HONG KONG • Three young Hong Kong protesters were jailed for three years yesterday on "riot" charges for their part in anti-China protests last year, as tensions rise ahead of a vote for the city's next leader.
The sentencing came just over a week before a vote for Hong Kong's new chief executive, which pro-democracy campaigners dismiss as a rigged election weighted towards Beijing. Activists have said they will come out in protest on March 26, the day of the leadership selection, which is made by a committee of 1,194 mainly pro-establishment members of special interest groups.
The three activists jailed yesterday had taken part in the "fishball riots" of February last year, which tapped fears that Beijing was tightening its grip on semi-autonomous Hong Kong. All three are not well-known campaigners.
The riot's alleged ringleaders from "localist" campaign group Hong Kong Indigenous, which advocates more autonomy for the city, face trial next year.
"Anyone participating in such riots needs to understand there is a cost," said district court judge Sham Siu Man.
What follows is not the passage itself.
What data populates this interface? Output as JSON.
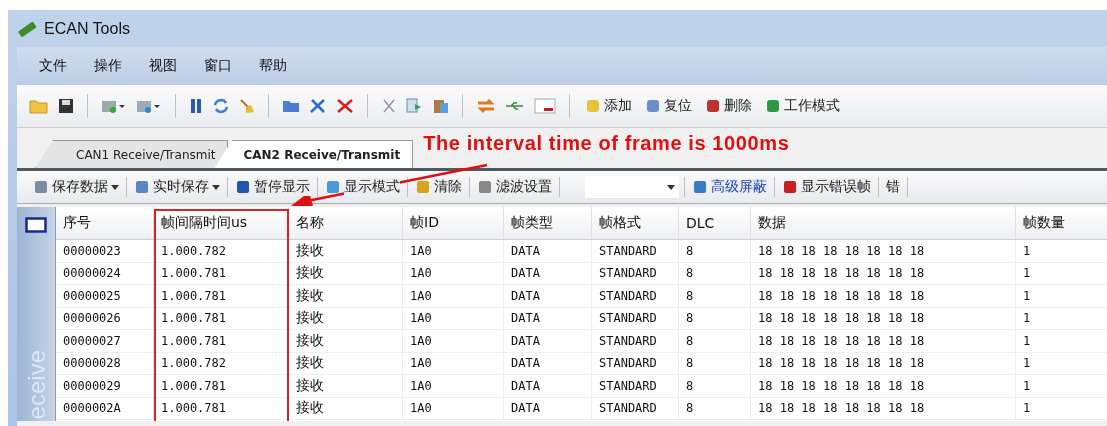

The defence had argued that the three protesters - two of whom were students and one reported to be a cook - had been expressing their disapproval of the Hong Kong government, which activists decry as a puppet of Beijing.
COST OF RIOTING
Anyone participating in such riots needs to understand there is a cost.
DISTRICT COURT JUDGE SHAM SIU MAN, as he delivered the sentence, the harshest handed out to those who took part in the "fishball riots" last year.
But "violence is violence", the judge said as he delivered the sentence to the grim-faced accused - Hui Ka Ki, 23, Mak Tsz Hei, 20, and Sit Tat Wing, 33 - who were then led away.
The judge added that all three had hurled glass bottles, with Mak throwing bamboo poles at officers.
The clashes erupted after official attempts to remove illegal hawkers from the busy commercial neighbourhood of Mong Kok during Chinese New Year celebrations. The battles were dubbed the fishball revolution after a favourite Hong Kong street snack sold by the hawkers, and reflected underlying tensions over the erosion of the city's traditions.
Police fired warning shots into the air, while protesters hurled bricks levered up from pavements, charged police lines with homemade shields and set rubbish on fire. About 100 people were injured, including police officers, journalists and protesters, and 65 were arrested in the rare outbreak of violence.
Mong Kok, in the city's Kowloon peninsula, was the scene of some of the worst clashes during largely peaceful mass pro-democracy Umbrella Movement rallies in 2014, which failed to win political reform.
Yesterday's sentencing was the harshest handed out to those who took part in the fishball demonstrations, and the first convictions for rioting. Three other participants were sentenced to between three months and nine months on lesser charges last year.